Championship Playoffs and the promised land of the Premier League

This season’s Championship Playoffs get underway on Saturday. Aston Villa and West Brom face off in the West Midlands derby in one semi-final while Leeds United and Derby County meet in the other tie.

Both semi-finals will be played over two legs with the Championship Playoff final between the winners taking place on Monday, May 27th at Wembley.

Norwich City won the Championship title and Sheffield United came second, meaning automatic promotion for both sides.

Now, the above-mentioned four teams will battle it out for the final promotion spot and a place among England’s elite as part of the 2019/20 Premier League (PL) season.

Depending on which reports you read, promotion to the PL can be worth anywhere between £180 million to £280 million for the winning club.

The huge totals are made up of an accumulation of fees for things such as domestic broadcast deals, overseas broadcast deals, facility fees for live games during the season, an equal share of central PL commercial deals and also a merit payment received at the end of the season based on your final PL position.

Even if, like Fulham this season, a team gets relegated again after just one season in back in the PL, the introduction of parachute payments has helped teams to cope with the drop back out of the top tier of English football.

Parachute payments were brought in, like the name suggests, to allow teams a gentler landing back in the Championship should the PL adventure only last one year.

In the past, many clubs have come up and spent huge amounts in the transfer market, greatly increasing wage bills in the process, only for it to result in huge financial difficulty following relegation, away from the security of PL revenue.

Such situations called for change so clubs could be protected from collapse upon leaving the PL. Parachute payments were designed to help support their wage bills in the transition years after returning to Championship football.

Now, in a club’s first year after relegation, they get 55% of what they would have received from the central prize pool had they maintained their status in the PL.

In year two after dropping out of the PL, the club receives 45% and in year three it is 20%, if the team had managed to spend more than one season up in the PL. If they only managed the one PL season, then they just receive the first two payments mentioned over two years.

To put that in the context of figures, a club relegated from the PL last season got around £48m in parachute payments and will get £38m next season – unless immediate promotion is achieved.

The PL is the wealthiest domestic league on the planet right now. Therefore, promotion from the Championship opens clubs up to revenue streams not witnessed anywhere else in football.

In 2017/18, the PL guaranteed all participating clubs a minimum of almost £95 million, rising based upon league position. That season’s champions, Manchester City, earned just under £150 million.

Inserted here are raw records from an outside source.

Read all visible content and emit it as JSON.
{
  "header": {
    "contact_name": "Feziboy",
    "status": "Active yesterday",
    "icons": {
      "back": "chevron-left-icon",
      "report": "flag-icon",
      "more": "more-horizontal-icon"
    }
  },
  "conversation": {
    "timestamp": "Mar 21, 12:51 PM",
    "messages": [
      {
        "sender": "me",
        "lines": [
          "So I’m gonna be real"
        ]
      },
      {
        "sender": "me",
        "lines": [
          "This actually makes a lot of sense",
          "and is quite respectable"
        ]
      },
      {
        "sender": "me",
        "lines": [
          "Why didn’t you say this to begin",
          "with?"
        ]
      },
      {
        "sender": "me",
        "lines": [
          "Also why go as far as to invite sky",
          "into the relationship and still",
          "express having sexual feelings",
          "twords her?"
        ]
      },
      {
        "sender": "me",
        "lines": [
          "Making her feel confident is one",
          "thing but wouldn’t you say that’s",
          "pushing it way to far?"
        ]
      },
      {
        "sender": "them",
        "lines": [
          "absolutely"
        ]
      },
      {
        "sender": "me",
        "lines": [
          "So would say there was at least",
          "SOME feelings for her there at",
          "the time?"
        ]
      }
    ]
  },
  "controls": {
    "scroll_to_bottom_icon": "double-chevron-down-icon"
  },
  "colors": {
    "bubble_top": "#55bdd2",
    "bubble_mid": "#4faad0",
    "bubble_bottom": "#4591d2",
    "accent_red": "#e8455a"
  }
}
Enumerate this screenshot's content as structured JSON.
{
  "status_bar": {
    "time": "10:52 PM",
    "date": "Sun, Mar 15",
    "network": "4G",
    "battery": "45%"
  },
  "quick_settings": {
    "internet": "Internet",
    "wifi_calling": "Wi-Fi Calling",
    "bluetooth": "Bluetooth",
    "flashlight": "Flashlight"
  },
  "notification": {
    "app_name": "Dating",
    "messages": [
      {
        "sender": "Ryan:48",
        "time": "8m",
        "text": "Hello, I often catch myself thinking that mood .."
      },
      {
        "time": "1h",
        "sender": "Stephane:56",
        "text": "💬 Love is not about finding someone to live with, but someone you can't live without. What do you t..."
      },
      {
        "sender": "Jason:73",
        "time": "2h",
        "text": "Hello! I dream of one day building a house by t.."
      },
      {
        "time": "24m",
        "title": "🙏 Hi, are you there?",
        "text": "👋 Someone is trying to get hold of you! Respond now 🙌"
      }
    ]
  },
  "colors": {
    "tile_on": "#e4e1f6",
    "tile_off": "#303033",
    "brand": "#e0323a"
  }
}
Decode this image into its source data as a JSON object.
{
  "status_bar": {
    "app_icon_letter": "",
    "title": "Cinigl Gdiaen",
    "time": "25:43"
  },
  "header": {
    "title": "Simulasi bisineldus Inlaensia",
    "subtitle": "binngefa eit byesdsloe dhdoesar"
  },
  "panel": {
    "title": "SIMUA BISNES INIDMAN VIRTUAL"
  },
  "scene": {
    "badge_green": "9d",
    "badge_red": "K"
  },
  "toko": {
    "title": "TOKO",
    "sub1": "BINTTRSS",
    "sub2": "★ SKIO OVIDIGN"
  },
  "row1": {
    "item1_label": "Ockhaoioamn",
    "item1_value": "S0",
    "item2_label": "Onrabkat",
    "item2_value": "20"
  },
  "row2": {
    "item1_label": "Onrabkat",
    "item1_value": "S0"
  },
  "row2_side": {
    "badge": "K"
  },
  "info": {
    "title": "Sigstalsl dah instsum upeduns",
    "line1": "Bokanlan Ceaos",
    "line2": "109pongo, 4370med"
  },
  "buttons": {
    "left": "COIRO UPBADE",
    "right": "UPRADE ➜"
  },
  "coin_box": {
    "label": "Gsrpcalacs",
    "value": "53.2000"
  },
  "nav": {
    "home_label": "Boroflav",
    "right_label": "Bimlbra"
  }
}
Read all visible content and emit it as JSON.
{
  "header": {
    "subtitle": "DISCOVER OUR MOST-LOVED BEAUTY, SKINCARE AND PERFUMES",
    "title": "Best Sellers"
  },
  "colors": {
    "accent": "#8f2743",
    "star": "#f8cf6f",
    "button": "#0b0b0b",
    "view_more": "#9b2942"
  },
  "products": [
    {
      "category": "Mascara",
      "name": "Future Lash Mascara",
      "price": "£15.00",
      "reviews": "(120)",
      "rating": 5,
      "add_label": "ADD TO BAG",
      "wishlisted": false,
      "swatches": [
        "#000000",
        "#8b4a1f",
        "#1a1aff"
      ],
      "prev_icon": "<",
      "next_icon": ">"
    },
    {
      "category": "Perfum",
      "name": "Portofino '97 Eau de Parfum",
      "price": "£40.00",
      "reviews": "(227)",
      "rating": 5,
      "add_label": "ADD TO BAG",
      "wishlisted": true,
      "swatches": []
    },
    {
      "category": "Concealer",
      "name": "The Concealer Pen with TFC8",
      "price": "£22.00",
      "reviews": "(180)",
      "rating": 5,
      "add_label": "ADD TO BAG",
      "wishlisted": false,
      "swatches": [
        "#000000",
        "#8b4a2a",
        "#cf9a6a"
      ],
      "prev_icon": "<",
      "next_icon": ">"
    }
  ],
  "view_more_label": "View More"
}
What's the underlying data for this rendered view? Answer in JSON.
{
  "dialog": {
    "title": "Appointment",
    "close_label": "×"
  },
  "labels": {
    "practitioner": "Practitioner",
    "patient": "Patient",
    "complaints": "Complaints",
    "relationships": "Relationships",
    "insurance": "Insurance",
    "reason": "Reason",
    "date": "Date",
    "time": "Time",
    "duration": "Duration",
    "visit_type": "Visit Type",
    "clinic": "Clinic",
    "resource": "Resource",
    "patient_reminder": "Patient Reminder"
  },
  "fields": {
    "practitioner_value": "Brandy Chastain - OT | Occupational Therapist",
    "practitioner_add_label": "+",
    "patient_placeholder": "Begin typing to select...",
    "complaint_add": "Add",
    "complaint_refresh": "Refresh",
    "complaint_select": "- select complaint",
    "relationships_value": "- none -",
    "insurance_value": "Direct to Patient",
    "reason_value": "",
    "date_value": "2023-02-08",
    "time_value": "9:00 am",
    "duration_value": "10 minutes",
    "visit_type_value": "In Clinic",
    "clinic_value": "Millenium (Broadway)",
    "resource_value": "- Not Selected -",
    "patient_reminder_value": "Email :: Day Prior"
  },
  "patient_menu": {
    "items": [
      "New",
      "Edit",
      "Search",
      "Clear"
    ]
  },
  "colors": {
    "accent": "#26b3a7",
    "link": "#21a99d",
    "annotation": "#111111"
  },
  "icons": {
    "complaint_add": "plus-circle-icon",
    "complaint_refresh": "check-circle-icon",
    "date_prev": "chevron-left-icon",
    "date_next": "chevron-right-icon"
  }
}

The 2019/20 season will see a slight reduction in the PL’s domestic TV broadcast payments. However, the it is hoping to make up for that drop-off with improved overseas deals making up the difference, if not more.

Increased gate receipts plus massively elevated retail and commercial income as a result of a club’s PL status are just some other examples of what promotion to the top division can mean.

This season, Aston Villa and Derby County enter the playoffs for the second consecutive season. Villa lost 1-0 to Fulham in the final at Wembley.

West Bromwich Albion are looking to bounce back into the PL at the first attempt while Leeds United haven’t tasted top-flight football since their relegation in 2004.

It’s a huge week of football for those four teams. Every May we are left with memories of scenes of absolute delight and mayhem from Wembley as one team secures a spot back amongst the big boys. Looking at the figures above, it’s not hard to see why promotion back to the top tier is crucial to any club.